Characteristics of patients seeking in-office glaucoma follow-up care after an ER visit

About 65% of patients sought follow-up care for glaucoma after presentation to the Wills Eye Hospital emergency room (ER), according to Elliot G. Cherkas, BSc, the lead author of the study.

Not all patients sought follow-up care for glaucoma after presentation to the Wills Eye Hospital emergency room (ER), about 65% of the patients did so, according to Elliot G. Cherkas, BSc, the lead author of the study. He is from Sidney Kimmel Medical College, Thomas Jefferson University, Philadelphia.

Mr. Cherkas and coauthors conducted a retrospective chart review to home in on the clinical characteristics and demographic factors of the patients who presented for follow-up care after an ER visit for glaucoma.

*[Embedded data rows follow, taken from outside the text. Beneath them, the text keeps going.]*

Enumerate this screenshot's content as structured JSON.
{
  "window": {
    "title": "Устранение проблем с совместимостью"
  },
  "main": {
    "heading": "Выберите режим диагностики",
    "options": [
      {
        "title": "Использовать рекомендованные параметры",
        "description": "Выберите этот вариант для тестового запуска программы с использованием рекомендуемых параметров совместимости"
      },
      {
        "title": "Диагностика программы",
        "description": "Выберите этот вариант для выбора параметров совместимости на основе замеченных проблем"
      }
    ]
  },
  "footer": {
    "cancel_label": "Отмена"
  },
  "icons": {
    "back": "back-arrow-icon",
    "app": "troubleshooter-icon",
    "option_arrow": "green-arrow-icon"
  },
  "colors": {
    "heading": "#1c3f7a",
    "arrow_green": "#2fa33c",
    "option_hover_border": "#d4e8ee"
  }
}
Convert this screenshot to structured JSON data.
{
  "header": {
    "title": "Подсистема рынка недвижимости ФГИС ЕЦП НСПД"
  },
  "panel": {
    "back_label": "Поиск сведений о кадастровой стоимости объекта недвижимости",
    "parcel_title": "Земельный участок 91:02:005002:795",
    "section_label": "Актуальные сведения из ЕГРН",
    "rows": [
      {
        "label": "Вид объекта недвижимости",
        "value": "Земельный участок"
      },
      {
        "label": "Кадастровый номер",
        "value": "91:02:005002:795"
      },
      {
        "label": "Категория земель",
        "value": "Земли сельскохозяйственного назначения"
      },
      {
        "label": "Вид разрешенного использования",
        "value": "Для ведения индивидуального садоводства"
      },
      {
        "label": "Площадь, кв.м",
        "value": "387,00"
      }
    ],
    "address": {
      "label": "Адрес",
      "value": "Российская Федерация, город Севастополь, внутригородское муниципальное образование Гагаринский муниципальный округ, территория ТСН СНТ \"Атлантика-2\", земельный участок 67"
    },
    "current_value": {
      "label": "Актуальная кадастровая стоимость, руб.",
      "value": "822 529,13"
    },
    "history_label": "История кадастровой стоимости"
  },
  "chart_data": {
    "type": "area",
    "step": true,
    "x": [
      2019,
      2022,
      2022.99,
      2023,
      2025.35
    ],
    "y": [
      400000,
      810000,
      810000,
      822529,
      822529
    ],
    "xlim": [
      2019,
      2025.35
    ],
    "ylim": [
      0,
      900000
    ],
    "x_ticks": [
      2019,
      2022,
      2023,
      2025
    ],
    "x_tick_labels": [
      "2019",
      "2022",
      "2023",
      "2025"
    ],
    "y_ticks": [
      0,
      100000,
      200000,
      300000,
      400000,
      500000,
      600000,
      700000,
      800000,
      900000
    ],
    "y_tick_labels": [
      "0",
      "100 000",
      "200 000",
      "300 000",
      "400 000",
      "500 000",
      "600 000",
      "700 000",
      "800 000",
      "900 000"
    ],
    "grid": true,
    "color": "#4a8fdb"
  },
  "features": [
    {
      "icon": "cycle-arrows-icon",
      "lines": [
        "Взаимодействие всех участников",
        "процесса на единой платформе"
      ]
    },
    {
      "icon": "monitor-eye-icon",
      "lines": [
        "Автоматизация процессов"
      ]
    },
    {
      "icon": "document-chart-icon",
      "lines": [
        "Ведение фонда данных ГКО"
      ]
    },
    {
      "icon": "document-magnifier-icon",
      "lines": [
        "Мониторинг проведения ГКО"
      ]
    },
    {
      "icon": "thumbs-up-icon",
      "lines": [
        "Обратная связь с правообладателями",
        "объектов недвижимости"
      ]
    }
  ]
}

The study, conducted from October 1, 2020, to March 1, 2021, included all patients who presented to the ER within those dates, to identify those referred for glaucoma care, regardless of their choices after the ER care.

The demographic data collected included the age, gender, zip code, and language; the clinical characteristics included the medical comorbidities, glaucoma type, previous glaucoma surgeries, visual acuity, intraocular pressure, and the cup-to-disc ratio, the follow-up at glaucoma subspecialty appointments, and the need for urgent surgery within 14 days of the ER visit. The authors defined blindness as a best-corrected visual acuity of20/200 or less.

Of the 7,438 patients who presented to the ER during the study period, 192 (2.6%) were referred for glaucoma follow-up care. The mean patient age was 60.6 years, and more than half, 55%, were women. Most patients were Black or Caucasian, i.e., 45% and 32%, respectively.

Almost two-thirds, 65.4%, were examined in a glaucoma subspecialty setting during the subsequent 30 days after presentation to the ER; 35.4% did not seek follow-up care. The investigators were unable to determine the status of 3 of the patients.

“Compared to patients who did not follow up within 30 days, those who did follow up were less likely to be unilaterally or bilaterally blind during their ER visit (45.9% vs. 54.5%, p = 0.024) and were more likely to require urgent surgery (29.5% vs. 4.7%, p < 0.01),” the authors concluded.